■ **EXERCISE REQUIREMENTS**
Word for word, copy the records that follow.

· · · ·

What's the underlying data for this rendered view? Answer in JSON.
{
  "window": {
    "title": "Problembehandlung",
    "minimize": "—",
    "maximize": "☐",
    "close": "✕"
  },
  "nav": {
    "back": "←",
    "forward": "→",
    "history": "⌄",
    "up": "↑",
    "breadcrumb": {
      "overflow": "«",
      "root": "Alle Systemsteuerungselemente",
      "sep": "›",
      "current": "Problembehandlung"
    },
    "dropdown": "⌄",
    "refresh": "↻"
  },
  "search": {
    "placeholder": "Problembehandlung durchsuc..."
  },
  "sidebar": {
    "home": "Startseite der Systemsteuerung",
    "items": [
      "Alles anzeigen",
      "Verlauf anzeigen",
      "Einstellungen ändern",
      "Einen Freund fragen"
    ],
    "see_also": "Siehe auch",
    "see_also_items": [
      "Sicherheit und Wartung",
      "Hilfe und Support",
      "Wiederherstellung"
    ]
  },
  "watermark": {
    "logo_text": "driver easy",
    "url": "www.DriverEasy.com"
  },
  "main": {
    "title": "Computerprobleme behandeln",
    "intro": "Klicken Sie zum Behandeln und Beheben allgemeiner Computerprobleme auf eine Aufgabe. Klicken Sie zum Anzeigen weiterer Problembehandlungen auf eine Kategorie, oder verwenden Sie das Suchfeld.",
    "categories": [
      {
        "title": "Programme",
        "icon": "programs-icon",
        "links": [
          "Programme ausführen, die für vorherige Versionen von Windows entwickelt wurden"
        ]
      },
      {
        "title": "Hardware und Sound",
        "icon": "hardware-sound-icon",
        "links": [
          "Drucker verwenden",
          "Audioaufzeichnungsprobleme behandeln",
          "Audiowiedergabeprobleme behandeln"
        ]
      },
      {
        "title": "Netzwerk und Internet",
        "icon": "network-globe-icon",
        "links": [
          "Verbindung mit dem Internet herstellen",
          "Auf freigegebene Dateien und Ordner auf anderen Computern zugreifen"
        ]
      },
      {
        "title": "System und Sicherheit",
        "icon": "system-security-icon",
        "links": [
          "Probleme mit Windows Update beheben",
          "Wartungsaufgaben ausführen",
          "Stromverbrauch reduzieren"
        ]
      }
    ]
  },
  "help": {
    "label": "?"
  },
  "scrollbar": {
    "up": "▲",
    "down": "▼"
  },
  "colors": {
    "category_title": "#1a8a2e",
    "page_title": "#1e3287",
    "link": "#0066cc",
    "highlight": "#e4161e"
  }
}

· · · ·

■ **OUTPUT FOR THIS EXERCISE**
What's the underlying data for this rendered view? Answer in JSON.
{
  "window": {
    "title": "Problembehandlung",
    "minimize": "—",
    "maximize": "☐",
    "close": "✕"
  },
  "nav": {
    "back": "←",
    "forward": "→",
    "history": "⌄",
    "up": "↑",
    "breadcrumb": {
      "overflow": "«",
      "root": "Alle Systemsteuerungselemente",
      "sep": "›",
      "current": "Problembehandlung"
    },
    "dropdown": "⌄",
    "refresh": "↻"
  },
  "search": {
    "placeholder": "Problembehandlung durchsuc..."
  },
  "sidebar": {
    "home": "Startseite der Systemsteuerung",
    "items": [
      "Alles anzeigen",
      "Verlauf anzeigen",
      "Einstellungen ändern",
      "Einen Freund fragen"
    ],
    "see_also": "Siehe auch",
    "see_also_items": [
      "Sicherheit und Wartung",
      "Hilfe und Support",
      "Wiederherstellung"
    ]
  },
  "watermark": {
    "logo_text": "driver easy",
    "url": "www.DriverEasy.com"
  },
  "main": {
    "title": "Computerprobleme behandeln",
    "intro": "Klicken Sie zum Behandeln und Beheben allgemeiner Computerprobleme auf eine Aufgabe. Klicken Sie zum Anzeigen weiterer Problembehandlungen auf eine Kategorie, oder verwenden Sie das Suchfeld.",
    "categories": [
      {
        "title": "Programme",
        "icon": "programs-icon",
        "links": [
          "Programme ausführen, die für vorherige Versionen von Windows entwickelt wurden"
        ]
      },
      {
        "title": "Hardware und Sound",
        "icon": "hardware-sound-icon",
        "links": [
          "Drucker verwenden",
          "Audioaufzeichnungsprobleme behandeln",
          "Audiowiedergabeprobleme behandeln"
        ]
      },
      {
        "title": "Netzwerk und Internet",
        "icon": "network-globe-icon",
        "links": [
          "Verbindung mit dem Internet herstellen",
          "Auf freigegebene Dateien und Ordner auf anderen Computern zugreifen"
        ]
      },
      {
        "title": "System und Sicherheit",
        "icon": "system-security-icon",
        "links": [
          "Probleme mit Windows Update beheben",
          "Wartungsaufgaben ausführen",
          "Stromverbrauch reduzieren"
        ]
      }
    ]
  },
  "help": {
    "label": "?"
  },
  "scrollbar": {
    "up": "▲",
    "down": "▼"
  },
  "colors": {
    "category_title": "#1a8a2e",
    "page_title": "#1e3287",
    "link": "#0066cc",
    "highlight": "#e4161e"
  }
}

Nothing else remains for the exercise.